Be sure to have clear photos. Be sure they are in similar style and edited with the same filter. 4. Being Inconsistent Being consistent has a significant impact on your business and brand. Consistency builds familiarity, loyalty and eventually credibility. Being consistent with your promotions, brand language, personality, communications, and every interaction you make with your target client will create a well-rounded brand. This is why being inconsistent is number four of 5 branding mistakes that are harming your business. If you are unsure of how to be consistent with your brand, here's how: - Develop brand guidelines - Create a brand style and usage guideline to ensure all messaging is consistent. They should help as a guideline that aligns with your company's vision and mission. Make it clear and straightforward, for instance, if someone you’ve never spoken to were to read over the guidelines they would have a clear understanding of how all visuals and wording should be for all marketing material
. - Keep your brands' tone and personality consistent across all channels - rather offline or via your website, social media, or other online platforms its important to create a consistent tone and personality. Look at it this way there's an at work you, and there's an at home or with your friends you. Your personality is the same. However, your mannerisms adjust. The same should go for your brands' personality across all platforms.
5. Not Focusing on your Packaging
There’s no logic in trying to build an audience before you’ve established what your brand is about. The first impression is always your products packaging design and the first point of contact between your brand and the customer. Your packaging plays an essential role in the consumer's decision to purchase the product or not. This is why not focusing on your packaging is number five in 5 branding mistakes that are harming your business.
Your packaging differentiates your brand
There are thousands of products on the market grasping your customer's attention. To succeed, your packaging should stand out and look different from your competitors. Try finding something innovative and eye-catching, yet subtle and not overbearing.
Packaging colors sway purchase habits
The colors you decide to use plays a vital role in the consumer's decision to buy your product. Everyone's brain reacts to colors in different ways, so choose your packaging accordingly. For example, white packaging conveys simplicity, safety, and purity. The more colors added to packaging the less sophisticated the product is seen to be. It’s important to study your brands target demographic before deciding on your color scheme for your product package
Packaging is a marketing tool

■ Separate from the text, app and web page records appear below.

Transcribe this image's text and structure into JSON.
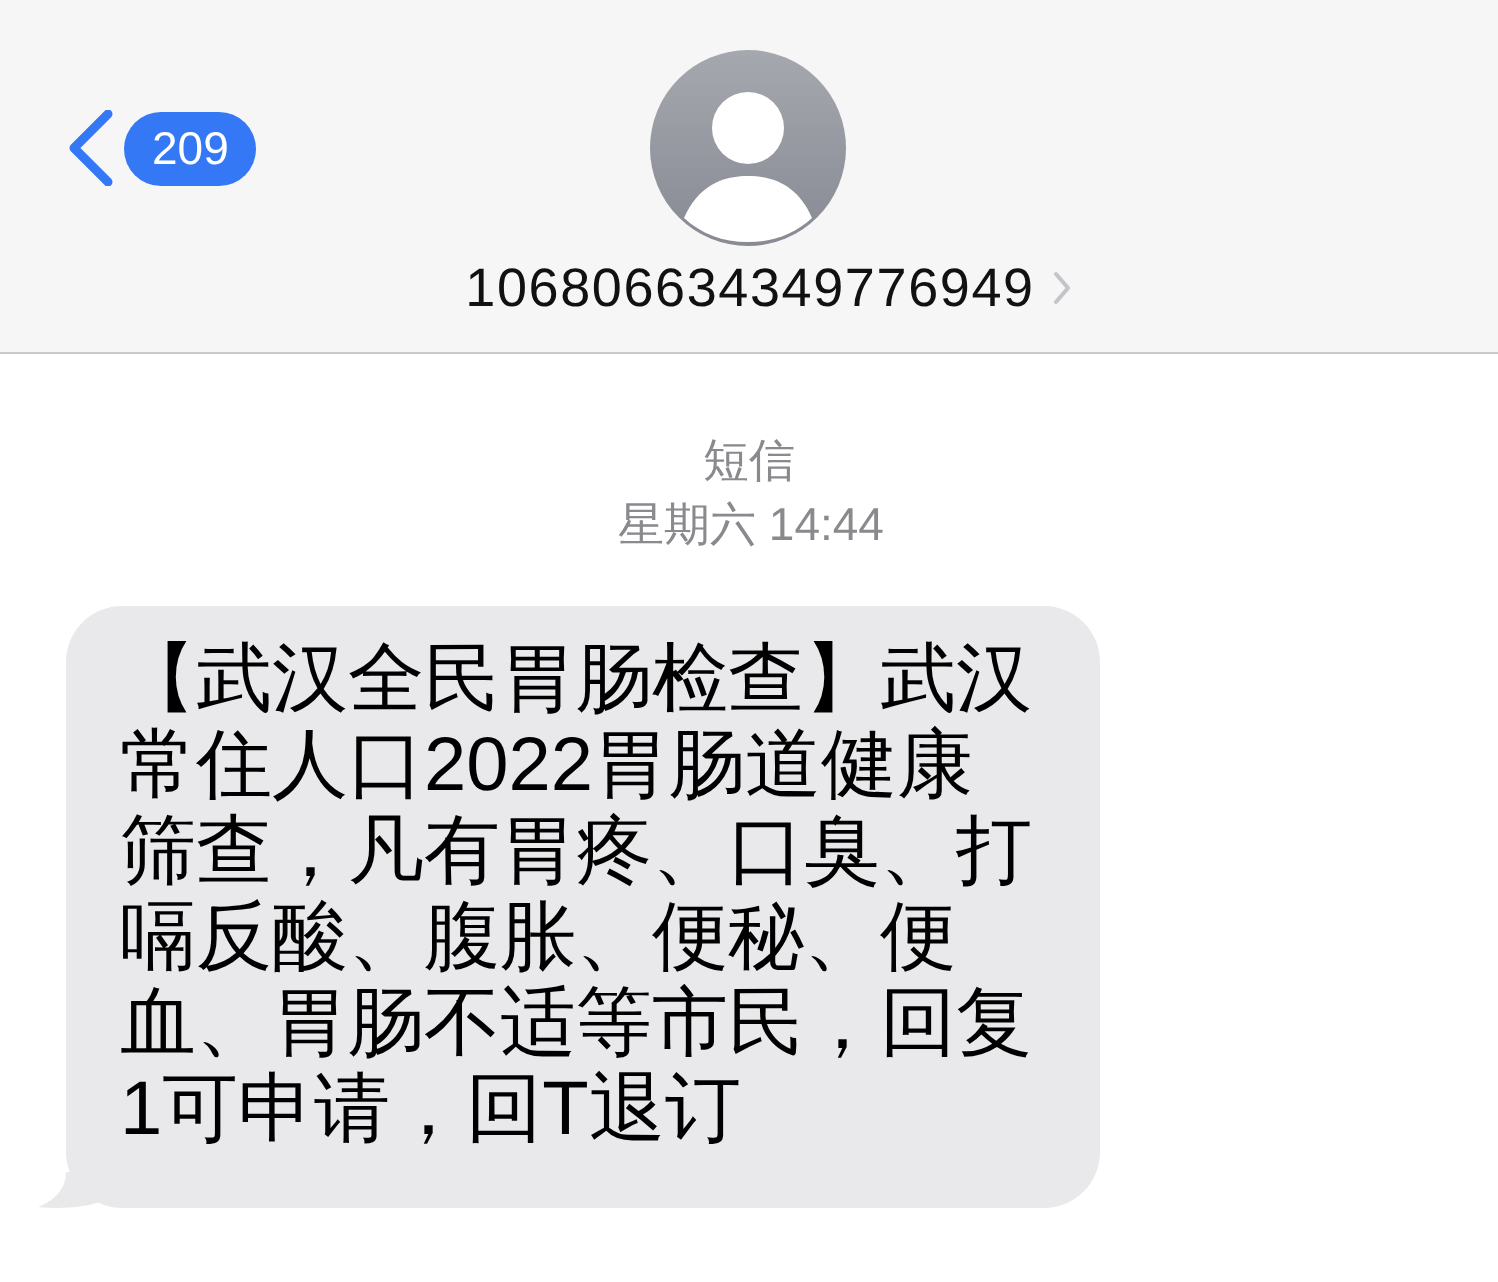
{
  "header": {
    "back_count": "209",
    "contact_number": "106806634349776949"
  },
  "thread": {
    "service_label": "短信",
    "timestamp": "星期六 14:44"
  },
  "messages": [
    {
      "kind": "incoming",
      "text": "【武汉全民胃肠检查】武汉常住人口2022胃肠道健康筛查，凡有胃疼、口臭、打嗝反酸、腹胀、便秘、便血、胃肠不适等市民，回复1可申请，回T退订"
    }
  ]
}
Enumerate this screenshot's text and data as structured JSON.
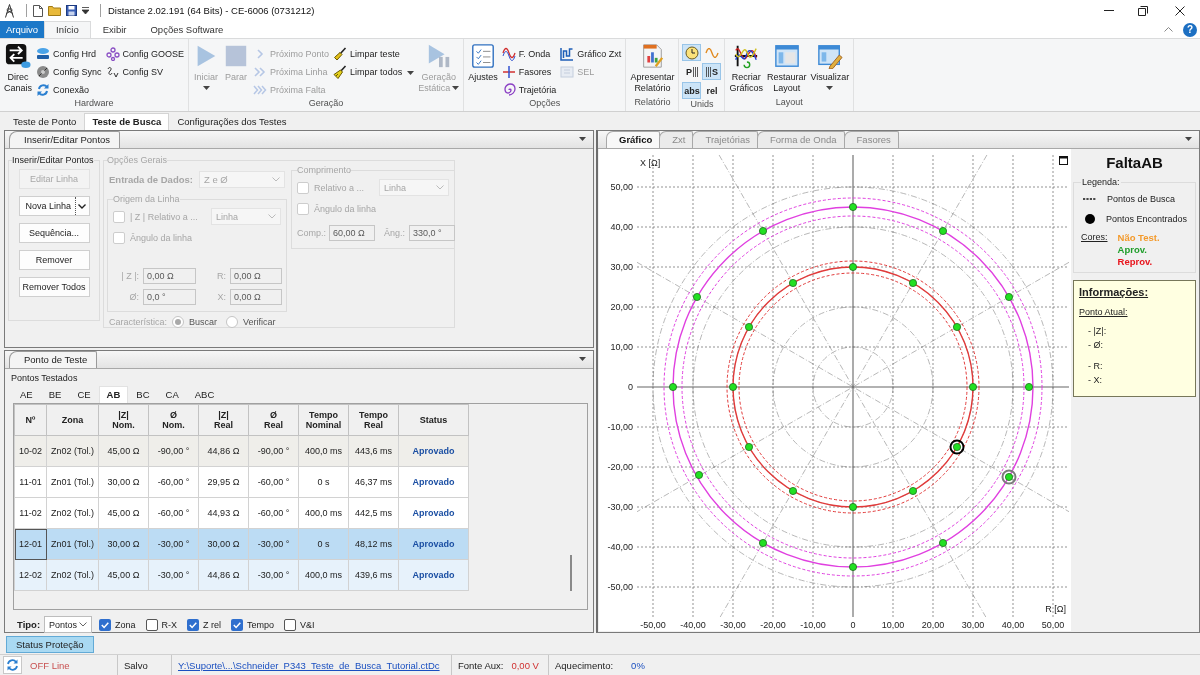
{
  "title_bar": {
    "title": "Distance 2.02.191 (64 Bits) - CE-6006 (0731212)"
  },
  "menu_bar": {
    "tabs": [
      {
        "label": "Arquivo",
        "kind": "file",
        "selected": false
      },
      {
        "label": "Início",
        "kind": "tab",
        "selected": true
      },
      {
        "label": "Exibir",
        "kind": "tab",
        "selected": false
      },
      {
        "label": "Opções Software",
        "kind": "tab",
        "selected": false
      }
    ],
    "help": "?"
  },
  "ribbon": [
    {
      "label": "Hardware",
      "columns": [
        {
          "kind": "large",
          "items": [
            {
              "label": "Direc\nCanais",
              "disabled": false
            }
          ]
        },
        {
          "kind": "stack",
          "items": [
            {
              "label": "Config Hrd",
              "disabled": false
            },
            {
              "label": "Config Sync",
              "disabled": false
            },
            {
              "label": "Conexão",
              "disabled": false
            }
          ]
        },
        {
          "kind": "stack",
          "items": [
            {
              "label": "Config GOOSE",
              "disabled": false
            },
            {
              "label": "Config SV",
              "disabled": false
            }
          ]
        }
      ]
    },
    {
      "label": "Geração",
      "columns": [
        {
          "kind": "large",
          "items": [
            {
              "label": "Iniciar",
              "disabled": true,
              "dropdown": true
            }
          ]
        },
        {
          "kind": "large",
          "items": [
            {
              "label": "Parar",
              "disabled": true
            }
          ]
        },
        {
          "kind": "stack",
          "items": [
            {
              "label": "Próximo Ponto",
              "disabled": true
            },
            {
              "label": "Próxima Linha",
              "disabled": true
            },
            {
              "label": "Próxima Falta",
              "disabled": true
            }
          ]
        },
        {
          "kind": "stack",
          "items": [
            {
              "label": "Limpar teste",
              "disabled": false
            },
            {
              "label": "Limpar todos",
              "disabled": false,
              "dropdown": true
            }
          ]
        },
        {
          "kind": "large",
          "items": [
            {
              "label": "Geração\nEstática",
              "disabled": true,
              "dropdown": true
            }
          ]
        }
      ]
    },
    {
      "label": "Opções",
      "columns": [
        {
          "kind": "large",
          "items": [
            {
              "label": "Ajustes",
              "disabled": false
            }
          ]
        },
        {
          "kind": "stack",
          "items": [
            {
              "label": "F. Onda",
              "disabled": false
            },
            {
              "label": "Fasores",
              "disabled": false
            },
            {
              "label": "Trajetória",
              "disabled": false
            }
          ]
        },
        {
          "kind": "stack",
          "items": [
            {
              "label": "Gráfico Zxt",
              "disabled": false
            },
            {
              "label": "SEL",
              "disabled": true
            }
          ]
        }
      ]
    },
    {
      "label": "Relatório",
      "columns": [
        {
          "kind": "large",
          "items": [
            {
              "label": "Apresentar\nRelatório",
              "disabled": false
            }
          ]
        }
      ]
    },
    {
      "label": "Unids",
      "columns": [
        {
          "kind": "toggles",
          "items": [
            {
              "selected": true
            },
            {
              "selected": false
            },
            {
              "label": "P",
              "selected": false
            },
            {
              "label": "S",
              "selected": true
            },
            {
              "label": "abs",
              "selected": true
            },
            {
              "label": "rel",
              "selected": false
            }
          ]
        }
      ]
    },
    {
      "label": "Layout",
      "columns": [
        {
          "kind": "large",
          "items": [
            {
              "label": "Recriar\nGráficos",
              "disabled": false
            }
          ]
        },
        {
          "kind": "large",
          "items": [
            {
              "label": "Restaurar\nLayout",
              "disabled": false
            }
          ]
        },
        {
          "kind": "large",
          "items": [
            {
              "label": "Visualizar",
              "disabled": false,
              "dropdown": true
            }
          ]
        }
      ]
    }
  ],
  "main_tabs": [
    {
      "label": "Teste de Ponto",
      "selected": false
    },
    {
      "label": "Teste de Busca",
      "selected": true
    },
    {
      "label": "Configurações dos Testes",
      "selected": false
    }
  ],
  "insert_panel": {
    "tab": "Inserir/Editar Pontos",
    "actions": {
      "label": "Inserir/Editar Pontos",
      "buttons": [
        {
          "label": "Editar Linha",
          "kind": "button",
          "disabled": true
        },
        {
          "label": "Nova Linha",
          "kind": "split",
          "disabled": false
        },
        {
          "label": "Sequência...",
          "kind": "button",
          "disabled": false
        },
        {
          "label": "Remover",
          "kind": "button",
          "disabled": false
        },
        {
          "label": "Remover Todos",
          "kind": "button",
          "disabled": false
        }
      ]
    },
    "options": {
      "label": "Opções Gerais",
      "disabled": true,
      "data_entry": {
        "label": "Entrada de Dados:",
        "value": "Z e Ø"
      },
      "origin": {
        "label": "Origem da Linha",
        "checks": [
          {
            "label": "| Z | Relativo a ...",
            "checked": false,
            "select": "Linha"
          },
          {
            "label": "Ângulo da linha",
            "checked": false
          }
        ],
        "fields": [
          {
            "label": "| Z |:",
            "value": "0,00 Ω"
          },
          {
            "label": "R:",
            "value": "0,00 Ω"
          },
          {
            "label": "Ø:",
            "value": "0,0 °"
          },
          {
            "label": "X:",
            "value": "0,00 Ω"
          }
        ]
      },
      "length": {
        "label": "Comprimento",
        "checks": [
          {
            "label": "Relativo a ...",
            "checked": false,
            "select": "Linha"
          },
          {
            "label": "Ângulo da linha",
            "checked": false
          }
        ],
        "fields": [
          {
            "label": "Comp.:",
            "value": "60,00 Ω"
          },
          {
            "label": "Âng.:",
            "value": "330,0 °"
          }
        ]
      },
      "characteristic": {
        "label": "Característica:",
        "options": [
          {
            "label": "Buscar",
            "selected": true
          },
          {
            "label": "Verificar",
            "selected": false
          }
        ]
      }
    }
  },
  "test_panel": {
    "tab": "Ponto de Teste",
    "title": "Pontos Testados",
    "fault_tabs": [
      {
        "label": "AE",
        "selected": false
      },
      {
        "label": "BE",
        "selected": false
      },
      {
        "label": "CE",
        "selected": false
      },
      {
        "label": "AB",
        "selected": true
      },
      {
        "label": "BC",
        "selected": false
      },
      {
        "label": "CA",
        "selected": false
      },
      {
        "label": "ABC",
        "selected": false
      }
    ],
    "table": {
      "columns": [
        "Nº",
        "Zona",
        "|Z|\nNom.",
        "Ø\nNom.",
        "|Z|\nReal",
        "Ø\nReal",
        "Tempo\nNominal",
        "Tempo\nReal",
        "Status"
      ],
      "rows": [
        {
          "cells": [
            "10-02",
            "Zn02 (Tol.)",
            "45,00 Ω",
            "-90,00 °",
            "44,86 Ω",
            "-90,00 °",
            "400,0 ms",
            "443,6 ms",
            "Aprovado"
          ],
          "selected": false,
          "hovered": false,
          "shaded": true
        },
        {
          "cells": [
            "11-01",
            "Zn01 (Tol.)",
            "30,00 Ω",
            "-60,00 °",
            "29,95 Ω",
            "-60,00 °",
            "0 s",
            "46,37 ms",
            "Aprovado"
          ],
          "selected": false,
          "hovered": false,
          "shaded": false
        },
        {
          "cells": [
            "11-02",
            "Zn02 (Tol.)",
            "45,00 Ω",
            "-60,00 °",
            "44,93 Ω",
            "-60,00 °",
            "400,0 ms",
            "442,5 ms",
            "Aprovado"
          ],
          "selected": false,
          "hovered": false,
          "shaded": false
        },
        {
          "cells": [
            "12-01",
            "Zn01 (Tol.)",
            "30,00 Ω",
            "-30,00 °",
            "30,00 Ω",
            "-30,00 °",
            "0 s",
            "48,12 ms",
            "Aprovado"
          ],
          "selected": true,
          "hovered": false,
          "shaded": false
        },
        {
          "cells": [
            "12-02",
            "Zn02 (Tol.)",
            "45,00 Ω",
            "-30,00 °",
            "44,86 Ω",
            "-30,00 °",
            "400,0 ms",
            "439,6 ms",
            "Aprovado"
          ],
          "selected": false,
          "hovered": true,
          "shaded": false
        }
      ]
    },
    "filter": {
      "label": "Tipo:",
      "value": "Pontos",
      "checks": [
        {
          "label": "Zona",
          "checked": true
        },
        {
          "label": "R-X",
          "checked": false
        },
        {
          "label": "Z rel",
          "checked": true
        },
        {
          "label": "Tempo",
          "checked": true
        },
        {
          "label": "V&I",
          "checked": false
        }
      ]
    }
  },
  "graph_panel": {
    "tabs": [
      {
        "label": "Gráfico",
        "selected": true
      },
      {
        "label": "Zxt",
        "selected": false
      },
      {
        "label": "Trajetórias",
        "selected": false
      },
      {
        "label": "Forma de Onda",
        "selected": false
      },
      {
        "label": "Fasores",
        "selected": false
      }
    ],
    "chart_data": {
      "type": "scatter",
      "xlabel": "R [Ω]",
      "ylabel": "X [Ω]",
      "xlim": [
        -54,
        54
      ],
      "ylim": [
        -57.5,
        58
      ],
      "grid": true,
      "xticks": [
        {
          "value": -50,
          "label": "-50,00"
        },
        {
          "value": -40,
          "label": "-40,00"
        },
        {
          "value": -30,
          "label": "-30,00"
        },
        {
          "value": -20,
          "label": "-20,00"
        },
        {
          "value": -10,
          "label": "-10,00"
        },
        {
          "value": 0,
          "label": "0"
        },
        {
          "value": 10,
          "label": "10,00"
        },
        {
          "value": 20,
          "label": "20,00"
        },
        {
          "value": 30,
          "label": "30,00"
        },
        {
          "value": 40,
          "label": "40,00"
        },
        {
          "value": 50,
          "label": "50,00"
        }
      ],
      "yticks": [
        {
          "value": 50,
          "label": "50,00"
        },
        {
          "value": 40,
          "label": "40,00"
        },
        {
          "value": 30,
          "label": "30,00"
        },
        {
          "value": 20,
          "label": "20,00"
        },
        {
          "value": 10,
          "label": "10,00"
        },
        {
          "value": 0,
          "label": "0"
        },
        {
          "value": -10,
          "label": "-10,00"
        },
        {
          "value": -20,
          "label": "-20,00"
        },
        {
          "value": -30,
          "label": "-30,00"
        },
        {
          "value": -40,
          "label": "-40,00"
        },
        {
          "value": -50,
          "label": "-50,00"
        }
      ],
      "x": [
        0,
        15,
        26,
        30,
        26,
        15,
        0,
        -15,
        -26,
        -30,
        -26,
        -15,
        0,
        22.5,
        39,
        44,
        39,
        22.5,
        0,
        -22.5,
        -38.5,
        -45,
        -39,
        -22.5
      ],
      "series": [
        {
          "name": "Pontos Encontrados",
          "color": "#22e022",
          "values": [
            30,
            26,
            15,
            0,
            -15,
            -26,
            -30,
            -26,
            -15,
            0,
            15,
            26,
            45,
            39,
            22.5,
            0,
            -22.5,
            -39,
            -45,
            -39,
            -22,
            0,
            22.5,
            39
          ]
        },
        {
          "color": "#000000",
          "values": [
            null,
            null,
            null,
            null,
            -15,
            null,
            null,
            null,
            null,
            null,
            null,
            null,
            null,
            null,
            null,
            null,
            null,
            null,
            null,
            null,
            null,
            null,
            null,
            null
          ]
        },
        {
          "color": "#7a7a7a",
          "values": [
            null,
            null,
            null,
            null,
            null,
            null,
            null,
            null,
            null,
            null,
            null,
            null,
            null,
            null,
            null,
            null,
            -22.5,
            null,
            null,
            null,
            null,
            null,
            null,
            null
          ]
        }
      ]
    },
    "legend": {
      "title": "FaltaAB",
      "label": "Legenda:",
      "entries": [
        {
          "label": "Pontos de Busca"
        }
      ],
      "colors_label": "Cores:",
      "colors": [
        {
          "label": "Não Test.",
          "color": "#f39a2c"
        },
        {
          "label": "Aprov.",
          "color": "#1f9e2a"
        },
        {
          "label": "Reprov.",
          "color": "#e8141c"
        }
      ]
    },
    "info": {
      "title": "Informações:",
      "subtitle": "Ponto Atual:",
      "groups": [
        [
          "- |Z|:",
          "- Ø:"
        ],
        [
          "- R:",
          "- X:"
        ]
      ]
    }
  },
  "bottom_tabs": [
    {
      "label": "Status Proteção",
      "selected": true
    }
  ],
  "status_bar": {
    "connection": {
      "label": "OFF Line",
      "online": false
    },
    "saved": "Salvo",
    "file": "Y:\\Suporte\\...\\Schneider_P343_Teste_de_Busca_Tutorial.ctDc",
    "aux": {
      "label": "Fonte Aux:",
      "value": "0,00 V"
    },
    "heating": {
      "label": "Aquecimento:",
      "value": "0%"
    }
  }
}
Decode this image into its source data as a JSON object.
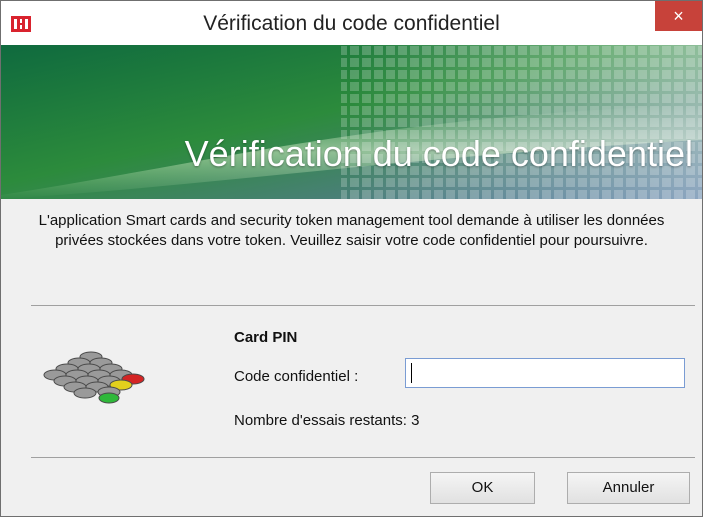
{
  "window": {
    "title": "Vérification du code confidentiel",
    "close_label": "×"
  },
  "banner": {
    "title": "Vérification du code confidentiel"
  },
  "message": "L'application Smart cards and security token management tool demande à utiliser les données privées stockées dans votre token. Veuillez saisir votre code confidentiel pour poursuivre.",
  "pin_section": {
    "heading": "Card PIN",
    "field_label": "Code confidentiel :",
    "field_value": "",
    "attempts_text": "Nombre d'essais restants: 3"
  },
  "buttons": {
    "ok_label": "OK",
    "cancel_label": "Annuler"
  },
  "colors": {
    "close_button": "#c7423a",
    "app_icon": "#d9232e",
    "banner_green": "#2e8b3a",
    "banner_blue": "#3b5f8f"
  },
  "icons": {
    "app": "app-logo-icon",
    "close": "close-icon",
    "token": "smart-token-icon"
  }
}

Your product's packaging is a helpful marketing tool for advertising. Branded products are easily recognized and help with brand recognition. Creating packaging where your logo is front and center helps consumer remember your product and brand.
Have you Created Some Branding Mistakes?
Creating and managing a brand is not an easy task at hand. But understanding your business is more than products and services helps generate and shape the memorable experience for your customers. Creating an experience from start to finish by staying consistent and true is what defines a brands identity. Starting on the road to establishing trust in your brand may seem long but using the tips above you're taking a step in the right direction. Have any question ask us below in the comments! Have any suggestions or a branding mistake you fixed that you’d like to share, and we’d love to hear them as well! May your best hair days be ahead of you!!!